EXTRACTED INFORMATION ->
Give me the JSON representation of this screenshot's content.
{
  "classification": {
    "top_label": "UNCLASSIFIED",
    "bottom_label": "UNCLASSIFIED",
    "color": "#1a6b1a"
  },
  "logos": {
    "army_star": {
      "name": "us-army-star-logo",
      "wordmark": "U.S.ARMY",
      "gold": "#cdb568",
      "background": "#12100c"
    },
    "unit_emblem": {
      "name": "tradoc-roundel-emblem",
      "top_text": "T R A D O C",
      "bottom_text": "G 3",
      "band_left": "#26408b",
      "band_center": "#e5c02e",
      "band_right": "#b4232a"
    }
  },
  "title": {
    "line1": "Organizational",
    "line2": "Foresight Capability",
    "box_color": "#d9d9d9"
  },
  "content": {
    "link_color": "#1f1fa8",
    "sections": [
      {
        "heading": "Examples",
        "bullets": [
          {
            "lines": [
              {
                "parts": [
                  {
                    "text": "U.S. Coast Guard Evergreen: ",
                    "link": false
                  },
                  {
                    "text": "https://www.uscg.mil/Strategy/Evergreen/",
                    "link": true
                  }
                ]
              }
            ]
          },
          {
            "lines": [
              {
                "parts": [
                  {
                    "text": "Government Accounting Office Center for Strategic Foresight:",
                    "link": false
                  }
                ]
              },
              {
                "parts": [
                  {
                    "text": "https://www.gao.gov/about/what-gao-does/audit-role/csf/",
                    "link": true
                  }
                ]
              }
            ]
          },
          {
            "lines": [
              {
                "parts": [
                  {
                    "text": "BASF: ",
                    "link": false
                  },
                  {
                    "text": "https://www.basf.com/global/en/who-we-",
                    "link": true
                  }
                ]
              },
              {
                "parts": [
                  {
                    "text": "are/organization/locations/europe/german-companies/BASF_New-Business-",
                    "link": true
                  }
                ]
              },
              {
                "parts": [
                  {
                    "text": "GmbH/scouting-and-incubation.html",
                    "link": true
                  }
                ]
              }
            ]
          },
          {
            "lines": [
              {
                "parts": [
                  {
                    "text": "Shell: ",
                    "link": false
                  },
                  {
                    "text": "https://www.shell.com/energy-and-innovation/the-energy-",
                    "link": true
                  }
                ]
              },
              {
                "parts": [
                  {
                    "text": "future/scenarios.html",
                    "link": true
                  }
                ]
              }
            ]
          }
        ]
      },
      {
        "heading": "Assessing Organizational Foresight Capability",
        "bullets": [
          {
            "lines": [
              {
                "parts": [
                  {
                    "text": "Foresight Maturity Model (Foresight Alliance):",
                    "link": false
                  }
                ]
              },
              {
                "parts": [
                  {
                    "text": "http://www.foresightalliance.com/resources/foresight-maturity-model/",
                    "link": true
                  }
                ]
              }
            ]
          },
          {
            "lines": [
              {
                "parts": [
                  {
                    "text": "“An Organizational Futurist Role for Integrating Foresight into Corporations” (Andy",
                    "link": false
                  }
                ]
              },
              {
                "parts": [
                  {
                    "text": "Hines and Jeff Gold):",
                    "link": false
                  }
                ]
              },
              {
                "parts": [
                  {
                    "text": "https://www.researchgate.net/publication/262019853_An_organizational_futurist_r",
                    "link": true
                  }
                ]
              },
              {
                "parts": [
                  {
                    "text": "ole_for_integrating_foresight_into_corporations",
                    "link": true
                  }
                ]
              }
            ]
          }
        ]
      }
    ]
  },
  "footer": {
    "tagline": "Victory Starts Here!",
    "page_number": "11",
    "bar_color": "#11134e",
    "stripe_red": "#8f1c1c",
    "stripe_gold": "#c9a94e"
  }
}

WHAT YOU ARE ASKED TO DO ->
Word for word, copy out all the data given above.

RESPONSE BELOW ->
Give me the JSON representation of this screenshot's content.
{
  "classification": {
    "top_label": "UNCLASSIFIED",
    "bottom_label": "UNCLASSIFIED",
    "color": "#1a6b1a"
  },
  "logos": {
    "army_star": {
      "name": "us-army-star-logo",
      "wordmark": "U.S.ARMY",
      "gold": "#cdb568",
      "background": "#12100c"
    },
    "unit_emblem": {
      "name": "tradoc-roundel-emblem",
      "top_text": "T R A D O C",
      "bottom_text": "G 3",
      "band_left": "#26408b",
      "band_center": "#e5c02e",
      "band_right": "#b4232a"
    }
  },
  "title": {
    "line1": "Organizational",
    "line2": "Foresight Capability",
    "box_color": "#d9d9d9"
  },
  "content": {
    "link_color": "#1f1fa8",
    "sections": [
      {
        "heading": "Examples",
        "bullets": [
          {
            "lines": [
              {
                "parts": [
                  {
                    "text": "U.S. Coast Guard Evergreen: ",
                    "link": false
                  },
                  {
                    "text": "https://www.uscg.mil/Strategy/Evergreen/",
                    "link": true
                  }
                ]
              }
            ]
          },
          {
            "lines": [
              {
                "parts": [
                  {
                    "text": "Government Accounting Office Center for Strategic Foresight:",
                    "link": false
                  }
                ]
              },
              {
                "parts": [
                  {
                    "text": "https://www.gao.gov/about/what-gao-does/audit-role/csf/",
                    "link": true
                  }
                ]
              }
            ]
          },
          {
            "lines": [
              {
                "parts": [
                  {
                    "text": "BASF: ",
                    "link": false
                  },
                  {
                    "text": "https://www.basf.com/global/en/who-we-",
                    "link": true
                  }
                ]
              },
              {
                "parts": [
                  {
                    "text": "are/organization/locations/europe/german-companies/BASF_New-Business-",
                    "link": true
                  }
                ]
              },
              {
                "parts": [
                  {
                    "text": "GmbH/scouting-and-incubation.html",
                    "link": true
                  }
                ]
              }
            ]
          },
          {
            "lines": [
              {
                "parts": [
                  {
                    "text": "Shell: ",
                    "link": false
                  },
                  {
                    "text": "https://www.shell.com/energy-and-innovation/the-energy-",
                    "link": true
                  }
                ]
              },
              {
                "parts": [
                  {
                    "text": "future/scenarios.html",
                    "link": true
                  }
                ]
              }
            ]
          }
        ]
      },
      {
        "heading": "Assessing Organizational Foresight Capability",
        "bullets": [
          {
            "lines": [
              {
                "parts": [
                  {
                    "text": "Foresight Maturity Model (Foresight Alliance):",
                    "link": false
                  }
                ]
              },
              {
                "parts": [
                  {
                    "text": "http://www.foresightalliance.com/resources/foresight-maturity-model/",
                    "link": true
                  }
                ]
              }
            ]
          },
          {
            "lines": [
              {
                "parts": [
                  {
                    "text": "“An Organizational Futurist Role for Integrating Foresight into Corporations” (Andy",
                    "link": false
                  }
                ]
              },
              {
                "parts": [
                  {
                    "text": "Hines and Jeff Gold):",
                    "link": false
                  }
                ]
              },
              {
                "parts": [
                  {
                    "text": "https://www.researchgate.net/publication/262019853_An_organizational_futurist_r",
                    "link": true
                  }
                ]
              },
              {
                "parts": [
                  {
                    "text": "ole_for_integrating_foresight_into_corporations",
                    "link": true
                  }
                ]
              }
            ]
          }
        ]
      }
    ]
  },
  "footer": {
    "tagline": "Victory Starts Here!",
    "page_number": "11",
    "bar_color": "#11134e",
    "stripe_red": "#8f1c1c",
    "stripe_gold": "#c9a94e"
  }
}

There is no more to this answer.